The appellate opinion noted that Judge Davis based his trial court ruling on findings that the statutes authorizing the 2003 and 2017 bonds did lay out a “specific purpose” for the borrowings in “sufficient detail” and that the filing of the complaint would be an unjustified interference with the application of public funds.
In his appeal, Tillman argued that the court should only consider the issue of whether the lawsuit was frivolous or malicious. Tillman’s lawyers argued that such a claim can’t be made because of its position that the borrowings were unconstitutional.
Tillman argued that the state’s use of funds for both financings fell short of meeting a qualified “specific purposes” because its was too “general” and also violated the type of specific purpose allowed for debt issuance like projects, capital improvements, and other non-recurring costs. The 2017 issue paid down bills and a portion of the 2003 pension issue covered near-term contributions easing pressure on the general fund.
The state countered that the Davis opinion correctly rejected the appeal on the argument that the statutes are constitutional as the bond legislation offered sufficient language on the specificity of use, that the statute of limitations had passed and the time to have filed the lawsuit was in response to the bond legislation.
The appellate court in overturning Davis looked at legal rulings on taxpayer action suits as the permission to proceed was designed as a check on frivolous litigation and interference with the distribution of public moneys.

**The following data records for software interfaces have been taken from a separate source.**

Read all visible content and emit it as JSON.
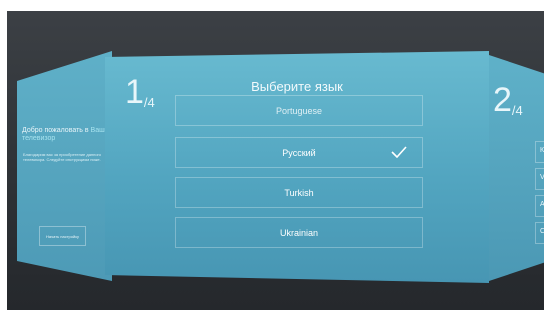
{
  "left_panel": {
    "welcome_part1": "Добро пожаловать в",
    "welcome_highlight": "Ваш телевизор",
    "description": "Благодарим вас за приобретение данного телевизора. Следуйте инструкциям ниже.",
    "button_label": "Начать настройку"
  },
  "center_panel": {
    "step_current": "1",
    "step_total": "/4",
    "title": "Выберите язык",
    "languages": [
      {
        "label": "Portuguese",
        "selected": false,
        "partial": true
      },
      {
        "label": "Русский",
        "selected": true
      },
      {
        "label": "Turkish",
        "selected": false
      },
      {
        "label": "Ukrainian",
        "selected": false
      }
    ]
  },
  "right_panel": {
    "step_current": "2",
    "step_total": "/4",
    "options_letters": [
      "К",
      "V",
      "А",
      "С"
    ]
  },
  "colors": {
    "panel_top": "#68bad0",
    "panel_bottom": "#4796b3",
    "background": "#2e3236"
  }
}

In reviewing what the appellate court called a seminal case the state supreme court had written the sole question “is whether the facts alleged in the petition and proposed complaint, taken as true, disclose a reasonable ground for the filing of a suit.”
The high court concluded that while important to prevent unjustified interferences “it is equally important that suits which do not appear unjustified are not barred or foreclosed.”
The appellate panel in applying that high court finding to the Tillman case wrote: “We likewise conclude that nothing in the record indicates that the proposed complaint was frivolous, filed for a malicious purpose, or is otherwise unjustified…resolution of Tillman’s claims requires interpreting statutes and a constitutional provision to determine if those statutes are constitutional.”